Our favorite places to eat these are Roberto e Loretta (the best), Pizzeria Emma, Sforno, Piccolo Arancio and Pizzeria San Marco.
June is a great month to sight-see in Rome.
The days are at their longest and we usually get very little rain.
Here are some specific dates to look out for and some suggestions for things to do.
On the Free Sunday you can visit Rome's museums for free.
The Vatican Museums are free on the last Sunday of the month, for limited hours.
For more, visit my page about June events.
In June, we have two important holiday dates: The Festa della Repubblica (June 2), and San Pietro e Paolo/Saints Peter and Paul (June 29).
June 2 is the anniversary of the day in 1946 that Italy abolished the Monarchy and became a republic.
June 29 is the feast day for Saints Peter and Paul, patron saints of Rome.
This holiday is specific to Rome and you won't find it celebrated in other parts of Italy.
These dates should not affect tourist sites too much.
For more, visit my page about June events.
*This product is produced in, and dispatched from the United States.

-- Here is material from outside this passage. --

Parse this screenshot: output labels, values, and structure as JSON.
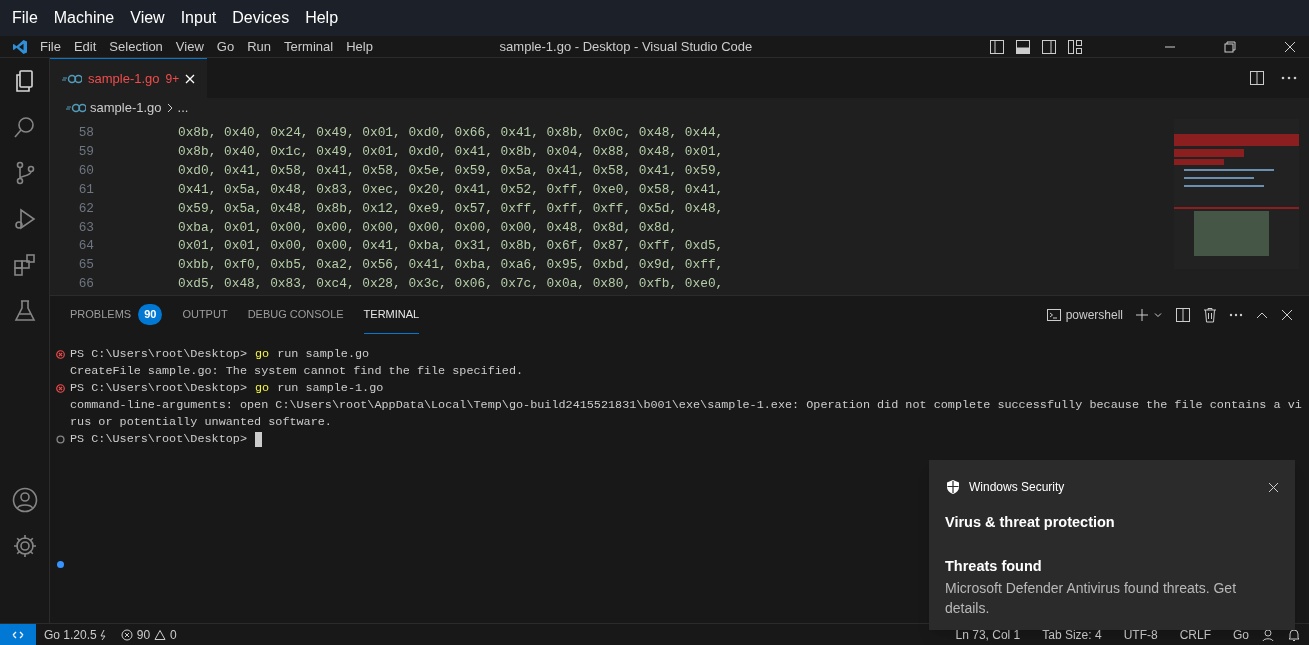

Please consider that delivery timeframes may fluctuate based on where you are in the world, particularly while COVID-related disruptions persist. Deliveries outside of the United States may be subject to custom or import fees, which Romewise bears no responsibility for - if you are unsure, please check with your national authorities before ordering.
For a list of current museum exhibitions, concerts, shows, festivals, and more, visit my page about current events in Rome in June.
Maybe it's your 2nd (or 3rd or 4th) time in Rome. Or you have more than 3 days here. Or you just want to see and do lots of fun things.
Besides the obvious must-see tourist attractions, there are lots of great things to see and do in Rome in June. Here are some ideas for your visit:
It starts to get hot in June, especially towards the end of the month.
This is a great time to head to Ostia Beach, just outside of Rome. It's definitely warm enough, and won't be as crowded now since it's not fully summer yet.
Want to save this to Pinterest? Pin it here!